Today I played with marzipan. I did the christmas cake and because I used ready made stuff there was some left over. I made some marzipan sweets by icing them and dipped some in chocolate to make small logs. Very small.

A sortie round Laura Ashley last weekend made me want a throw for the end of the bed made in super-chunky, big wool. I shall knit one, I thought. It will save me buckets of money and be finished by christmas. Well maybe not. To get it chunky enough I had to double up the wool so it will not save me buckets and I will have to wait for another lot of wool to arrive to knit it long enough. At least it doesn't have to come by air. I hear they are keeping camera crews out of Heathrow Airport because the scenes inside are not "happy christmas" ones.

It is quite quick to knit up at two stitches to the inch but the needles are a bit unwieldy and the throw is getting heavy. I have a circular needle the same size but I found it tedious to drag the stitches around it all the time, they slide well on the wooden ones though.
Cheers for now


We are very lucky to live near this wonderful place. It is The Bowes Museum at Barnard Castle in County Durham. Today was the Christmas Market and while the rest of England has ground to a halt under a deep heap of snow, we seem to be in a sunny corridor of the country. It is freezing though. Our washing machine is in the outbuildings, which are next on the renovation agenda, and it is unusable because the pipes are frozen. The museum has rarely looked so splendid. There were craft stalls around the parterre and food stalls along the terrace.
We treated ourselves to real bacon, homemade bread, hand crafted cheeses, Tweed Valley honey and Cumbrian mustard. We had lunch as soon as we got home!

Apart from the stalls we wandered round the grounds and museum. A six month ticket costs only £9 if you are old enough. There was a Damien Hirst print exhibition inside and an overwhelming collection of glorious objects on display in the salons.
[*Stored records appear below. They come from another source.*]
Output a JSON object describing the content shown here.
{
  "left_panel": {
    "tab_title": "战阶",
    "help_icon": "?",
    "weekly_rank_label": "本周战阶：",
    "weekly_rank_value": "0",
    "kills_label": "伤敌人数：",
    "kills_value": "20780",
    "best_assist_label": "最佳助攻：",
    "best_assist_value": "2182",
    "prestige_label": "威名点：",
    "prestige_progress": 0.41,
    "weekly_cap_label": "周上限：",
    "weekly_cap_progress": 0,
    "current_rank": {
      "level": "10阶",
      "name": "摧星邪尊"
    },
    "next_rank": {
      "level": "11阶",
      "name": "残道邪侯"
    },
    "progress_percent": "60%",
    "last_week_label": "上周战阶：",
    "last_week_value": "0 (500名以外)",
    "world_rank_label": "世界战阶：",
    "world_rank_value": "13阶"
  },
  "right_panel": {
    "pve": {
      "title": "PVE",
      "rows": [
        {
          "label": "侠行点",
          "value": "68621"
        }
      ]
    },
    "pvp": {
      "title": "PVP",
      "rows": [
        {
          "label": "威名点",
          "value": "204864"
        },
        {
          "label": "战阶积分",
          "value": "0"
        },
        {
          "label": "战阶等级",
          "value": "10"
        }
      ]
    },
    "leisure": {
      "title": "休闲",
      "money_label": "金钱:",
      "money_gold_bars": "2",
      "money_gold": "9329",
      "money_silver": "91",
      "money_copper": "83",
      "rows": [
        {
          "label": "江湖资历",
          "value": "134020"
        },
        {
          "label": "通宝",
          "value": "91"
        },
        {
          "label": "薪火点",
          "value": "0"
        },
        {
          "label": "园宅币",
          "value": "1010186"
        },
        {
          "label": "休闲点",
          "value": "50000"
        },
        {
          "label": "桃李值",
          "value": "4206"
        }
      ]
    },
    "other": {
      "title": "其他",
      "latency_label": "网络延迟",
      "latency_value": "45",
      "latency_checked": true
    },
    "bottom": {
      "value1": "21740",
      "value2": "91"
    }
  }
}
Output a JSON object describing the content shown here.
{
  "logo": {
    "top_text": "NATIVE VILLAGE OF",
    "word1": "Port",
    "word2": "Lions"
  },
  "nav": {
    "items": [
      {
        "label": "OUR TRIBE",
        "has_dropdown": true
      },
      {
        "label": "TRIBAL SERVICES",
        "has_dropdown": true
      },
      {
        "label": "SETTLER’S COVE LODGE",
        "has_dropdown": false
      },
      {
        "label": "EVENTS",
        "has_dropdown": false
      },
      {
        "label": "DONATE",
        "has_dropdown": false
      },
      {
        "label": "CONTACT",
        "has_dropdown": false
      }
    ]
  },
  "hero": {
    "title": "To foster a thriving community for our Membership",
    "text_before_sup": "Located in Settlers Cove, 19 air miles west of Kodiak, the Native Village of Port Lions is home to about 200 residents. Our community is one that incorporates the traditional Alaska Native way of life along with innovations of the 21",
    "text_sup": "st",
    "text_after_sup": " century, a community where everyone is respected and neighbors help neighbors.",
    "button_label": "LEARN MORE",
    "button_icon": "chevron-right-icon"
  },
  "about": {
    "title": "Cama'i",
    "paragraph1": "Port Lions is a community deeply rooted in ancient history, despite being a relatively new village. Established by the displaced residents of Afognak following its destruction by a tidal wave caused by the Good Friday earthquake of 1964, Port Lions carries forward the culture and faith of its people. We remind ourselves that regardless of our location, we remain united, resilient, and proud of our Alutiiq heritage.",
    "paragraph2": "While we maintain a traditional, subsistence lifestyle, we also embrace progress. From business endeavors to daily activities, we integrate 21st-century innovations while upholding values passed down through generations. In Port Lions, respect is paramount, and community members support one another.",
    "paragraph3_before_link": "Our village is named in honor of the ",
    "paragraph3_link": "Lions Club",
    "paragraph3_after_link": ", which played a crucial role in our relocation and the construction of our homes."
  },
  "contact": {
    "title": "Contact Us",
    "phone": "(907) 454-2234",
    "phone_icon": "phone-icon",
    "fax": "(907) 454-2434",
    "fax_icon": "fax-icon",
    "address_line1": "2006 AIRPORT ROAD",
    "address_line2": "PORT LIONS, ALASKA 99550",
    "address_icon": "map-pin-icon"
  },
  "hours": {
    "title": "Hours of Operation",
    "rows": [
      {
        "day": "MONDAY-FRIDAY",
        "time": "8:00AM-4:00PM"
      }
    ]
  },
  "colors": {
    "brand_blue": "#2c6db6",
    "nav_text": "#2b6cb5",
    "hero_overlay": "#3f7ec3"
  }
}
Santa seems to have a new way of getting his reindeer from one place to another and has found them some work for the rest of the year. I was surprised at how small they are and how very pretty and gentle they seem.
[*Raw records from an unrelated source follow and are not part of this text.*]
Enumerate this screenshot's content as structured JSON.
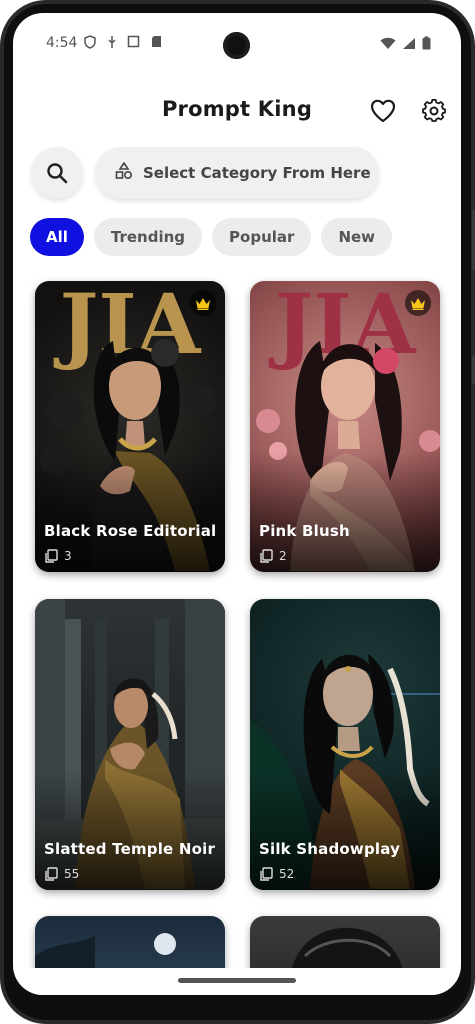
{
  "status_bar": {
    "time": "4:54"
  },
  "header": {
    "title": "Prompt King"
  },
  "category_select": {
    "label": "Select Category From Here"
  },
  "filters": [
    {
      "label": "All",
      "active": true
    },
    {
      "label": "Trending",
      "active": false
    },
    {
      "label": "Popular",
      "active": false
    },
    {
      "label": "New",
      "active": false
    }
  ],
  "cards": [
    {
      "title": "Black Rose Editorial",
      "count": "3",
      "premium": true,
      "logo_text": "JIA"
    },
    {
      "title": "Pink Blush",
      "count": "2",
      "premium": true,
      "logo_text": "JIA"
    },
    {
      "title": "Slatted Temple Noir",
      "count": "55",
      "premium": false
    },
    {
      "title": "Silk Shadowplay",
      "count": "52",
      "premium": false
    }
  ],
  "colors": {
    "accent": "#1010e0",
    "chip_bg": "#ececec",
    "crown": "#f5c518"
  }
}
And Yes!!! They were eating snow!!!
Cheers Gillian

Tuesday, 14 December 2010


The bad weather has encouraged us to be grateful for our ability to get around. We are agile enough to put on boots and walk to the farm shop for meat. The last time we did, however, a blizzard made us detour inside the cafe for a lovely homemade bowl of soup. The trudge home was very wearying.
So we have had winter tyres put on the drive axle of the Meriva, and will park it round the corner from the front of the house but facing the main road. That way there will only be a meter or two of ungritted road between us and the cleared main road. More bad weather is predicted by next weekend.
We have a HiQ garage across the road and they are very good to us. They will change the tyres and store the others till it is time to change them back.
Thankfully we have not needed to rely on Hindles! They are somewhere near the Tees estuary and I'm sure they do a great job whatever it is. We went down that way for some sea breezes and gathered another big bag of sea-coal and watched the shipping enter port. Then we went to the main seafront and plodged along the tide line. These sandstone rocks have been worn into smooth folds of chocolate blancmange by the waves and the seaweed grows on top like a green velvet table cloth.

I've enrolled for some classes in art photography for next term. I have done all the painting classes and shan't give up the day job. I like pointing a camera and would love to know a bit more about how it all works and how to do better pics.
We had a lovely couple of days away seeing friends and rels, eating, drinking and driving. All went without a hitch. Christmas will be at home and we plan to shop till we drop this week and then retire while the bad weather hits.
We are having great fun with Kinect and have supplies of fuel, food, drink, jigsaws etc to see out a siege.
Hope you are all going to be having much of the same.
Cheers and Happy Christmas to you all, Gillian